RECORDS TO USE.

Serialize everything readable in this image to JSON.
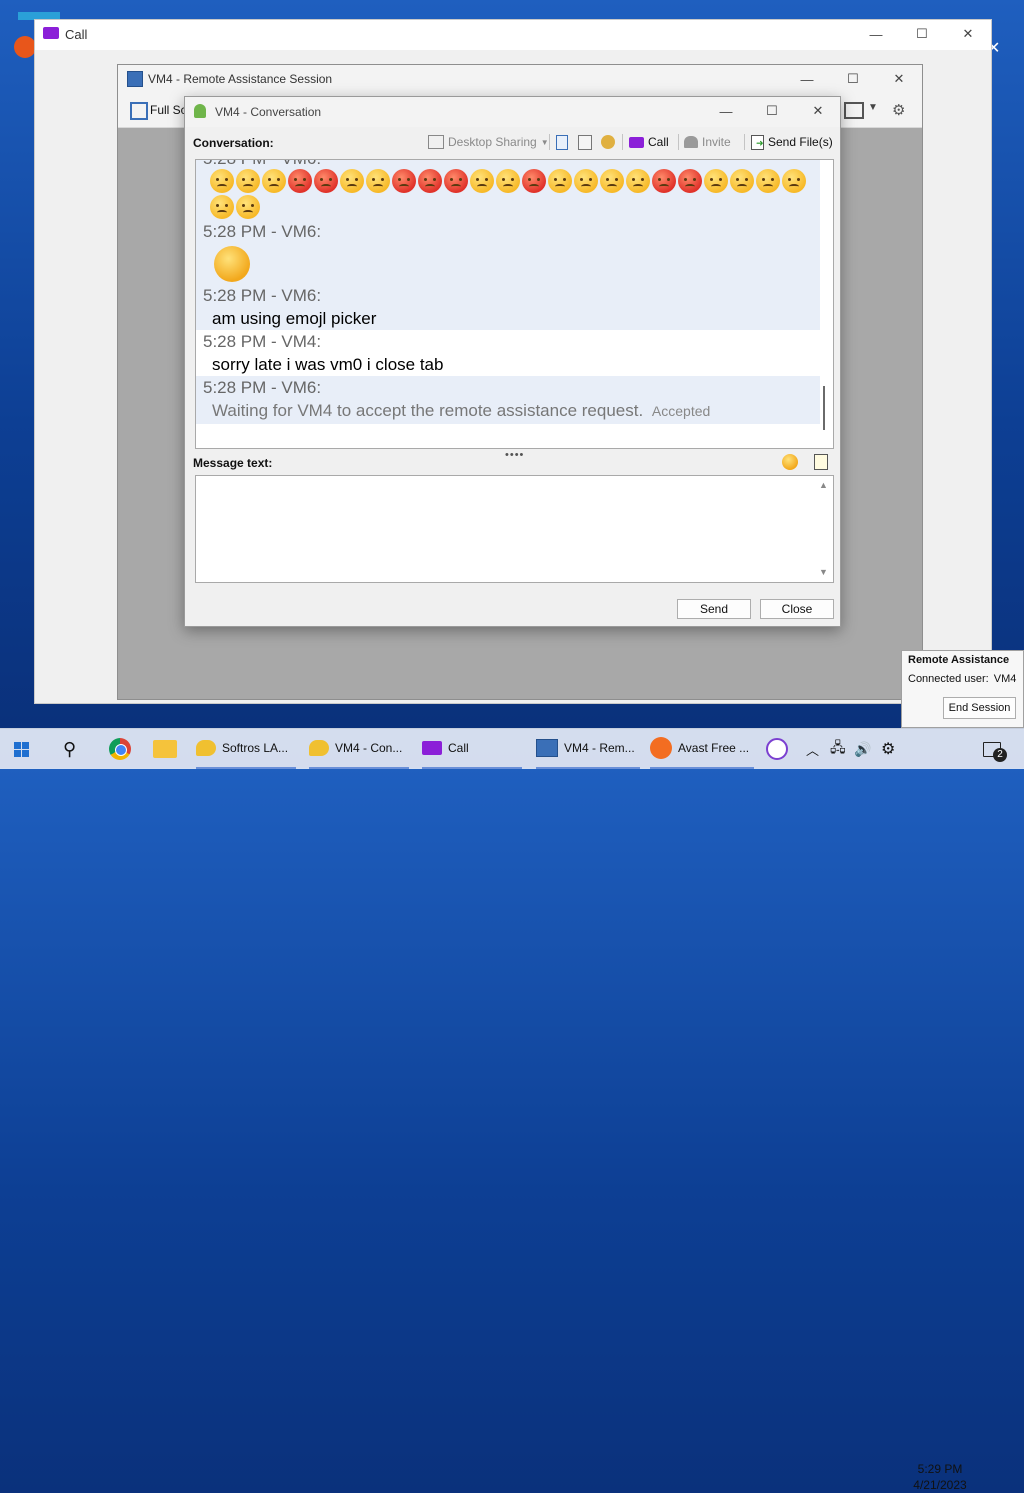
{
  "call_window": {
    "title": "Call"
  },
  "ra_window": {
    "title": "VM4 - Remote Assistance Session",
    "toolbar": {
      "full_screen_label": "Full Sc"
    }
  },
  "conversation_window": {
    "title": "VM4 - Conversation",
    "conversation_label": "Conversation:",
    "toolbar": {
      "desktop_sharing": "Desktop Sharing",
      "call": "Call",
      "invite": "Invite",
      "send_files": "Send File(s)"
    },
    "messages": [
      {
        "timestamp": "5:28 PM - VM6:",
        "text": "am using emojl picker"
      },
      {
        "timestamp": "5:28 PM - VM4:",
        "text": "sorry late i was vm0 i close tab"
      },
      {
        "timestamp": "5:28 PM - VM6:",
        "text": "Waiting for VM4 to accept the remote assistance request.",
        "status": "Accepted"
      }
    ],
    "emoji_timestamp": "5:28 PM - VM6:",
    "emoji_line1_partial": "5:28 PM - VM6:",
    "message_label": "Message text:",
    "message_value": "",
    "send_label": "Send",
    "close_label": "Close"
  },
  "notification": {
    "title": "Remote Assistance",
    "connected_label": "Connected user:",
    "connected_user": "VM4",
    "end_session_label": "End Session"
  },
  "taskbar": {
    "items": [
      {
        "label": "Softros LA..."
      },
      {
        "label": "VM4 - Con..."
      },
      {
        "label": "Call"
      },
      {
        "label": "VM4 - Rem..."
      },
      {
        "label": "Avast Free ..."
      }
    ],
    "clock_time": "5:29 PM",
    "clock_date": "4/21/2023",
    "notification_count": "2"
  },
  "colors": {
    "desktop": "#1f5fbf",
    "chat_highlight": "#e8eef8",
    "call_icon": "#8b1fd8",
    "taskbar": "#e1e8f5"
  }
}
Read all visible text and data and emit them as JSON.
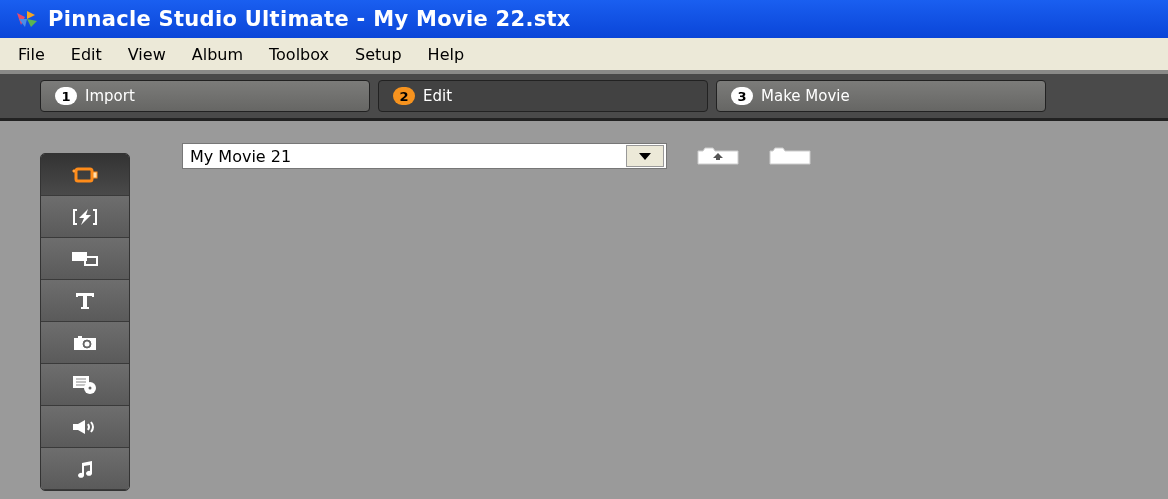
{
  "window": {
    "title": "Pinnacle Studio Ultimate - My Movie 22.stx"
  },
  "menu": [
    "File",
    "Edit",
    "View",
    "Album",
    "Toolbox",
    "Setup",
    "Help"
  ],
  "steps": [
    {
      "number": "1",
      "label": "Import",
      "selected": false
    },
    {
      "number": "2",
      "label": "Edit",
      "selected": true
    },
    {
      "number": "3",
      "label": "Make Movie",
      "selected": false
    }
  ],
  "album_tabs": [
    {
      "kind": "video",
      "selected": true
    },
    {
      "kind": "transitions",
      "selected": false
    },
    {
      "kind": "overlays",
      "selected": false
    },
    {
      "kind": "titles",
      "selected": false
    },
    {
      "kind": "photos",
      "selected": false
    },
    {
      "kind": "disc-menus",
      "selected": false
    },
    {
      "kind": "sound-effects",
      "selected": false
    },
    {
      "kind": "music",
      "selected": false
    }
  ],
  "album_select": {
    "value": "My Movie 21"
  }
}
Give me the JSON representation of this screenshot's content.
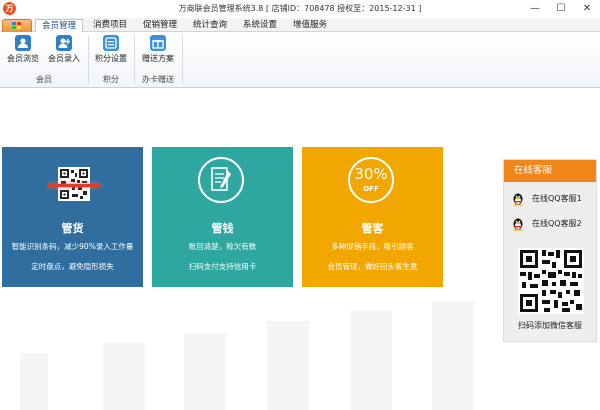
{
  "window": {
    "title": "万商联会员管理系统3.8  [ 店铺ID：708478 授权至：2015-12-31 ]",
    "controls": {
      "minimize": "—",
      "maximize": "☐",
      "close": "✕"
    }
  },
  "menu": {
    "tabs": [
      {
        "label": "会员管理",
        "active": true
      },
      {
        "label": "消费项目"
      },
      {
        "label": "促销管理"
      },
      {
        "label": "统计查询"
      },
      {
        "label": "系统设置"
      },
      {
        "label": "增值服务"
      }
    ]
  },
  "ribbon": {
    "buttons": [
      {
        "label": "会员浏览",
        "icon": "members-browse-icon"
      },
      {
        "label": "会员录入",
        "icon": "member-add-icon"
      },
      {
        "label": "积分设置",
        "icon": "points-settings-icon"
      },
      {
        "label": "赠送方案",
        "icon": "gift-plan-icon"
      }
    ],
    "groups": [
      {
        "label": "会员"
      },
      {
        "label": "积分"
      },
      {
        "label": "办卡赠送"
      }
    ]
  },
  "colors": {
    "card_goods": "#2f6e9e",
    "card_money": "#2ea7a0",
    "card_customer": "#f2a600",
    "service_header": "#f08519"
  },
  "cards": [
    {
      "title": "管货",
      "line1": "智能识别条码，减少90%录入工作量",
      "line2": "定时盘点，避免隐形损失",
      "icon": "barcode-scan-icon"
    },
    {
      "title": "管钱",
      "line1": "账目清楚，赊欠有数",
      "line2": "扫码支付支持信用卡",
      "icon": "ledger-pen-icon"
    },
    {
      "title": "管客",
      "line1": "多种促销手段，吸引顾客",
      "line2": "会员管理，做好回头客生意",
      "icon": "discount-badge-icon",
      "badge_number": "30%",
      "badge_text": "OFF"
    }
  ],
  "service": {
    "header": "在线客服",
    "qq1": "在线QQ客服1",
    "qq2": "在线QQ客服2",
    "wechat_caption": "扫码添加微信客服"
  }
}
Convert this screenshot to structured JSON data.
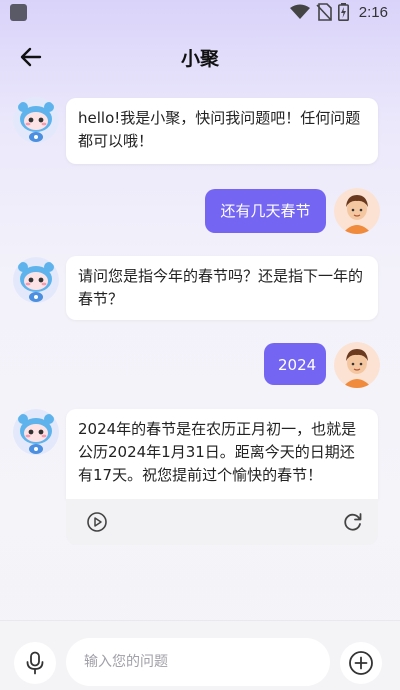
{
  "status_bar": {
    "time": "2:16",
    "icons": [
      "square-icon",
      "wifi-icon",
      "no-sim-icon",
      "battery-icon"
    ]
  },
  "header": {
    "title": "小聚",
    "back_icon": "arrow-left-icon"
  },
  "messages": [
    {
      "role": "bot",
      "text": "hello!我是小聚，快问我问题吧！任何问题都可以哦！"
    },
    {
      "role": "user",
      "text": "还有几天春节"
    },
    {
      "role": "bot",
      "text": "请问您是指今年的春节吗？还是指下一年的春节？"
    },
    {
      "role": "user",
      "text": "2024"
    },
    {
      "role": "bot",
      "text": "2024年的春节是在农历正月初一，也就是公历2024年1月31日。距离今天的日期还有17天。祝您提前过个愉快的春节！",
      "actions": [
        "play-icon",
        "refresh-icon"
      ]
    }
  ],
  "input_bar": {
    "placeholder": "输入您的问题",
    "left_icon": "microphone-icon",
    "right_icon": "plus-circle-icon"
  },
  "colors": {
    "accent": "#7466f2",
    "user_bubble": "#7466f2",
    "bot_bubble": "#ffffff",
    "background_top": "#d9d3fa"
  }
}
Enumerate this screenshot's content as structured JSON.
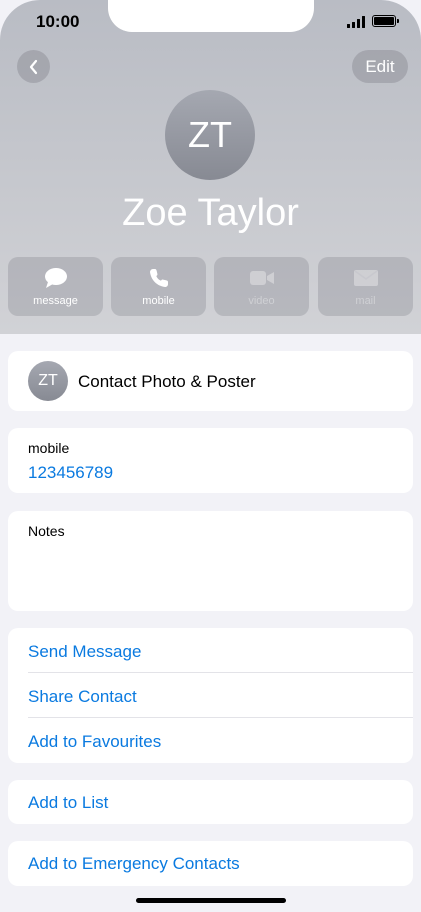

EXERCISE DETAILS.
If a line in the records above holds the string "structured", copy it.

SOLUTION TO THE PROBLEM.
Convert this screenshot to structured JSON data.
Enumerate this screenshot's content as structured JSON.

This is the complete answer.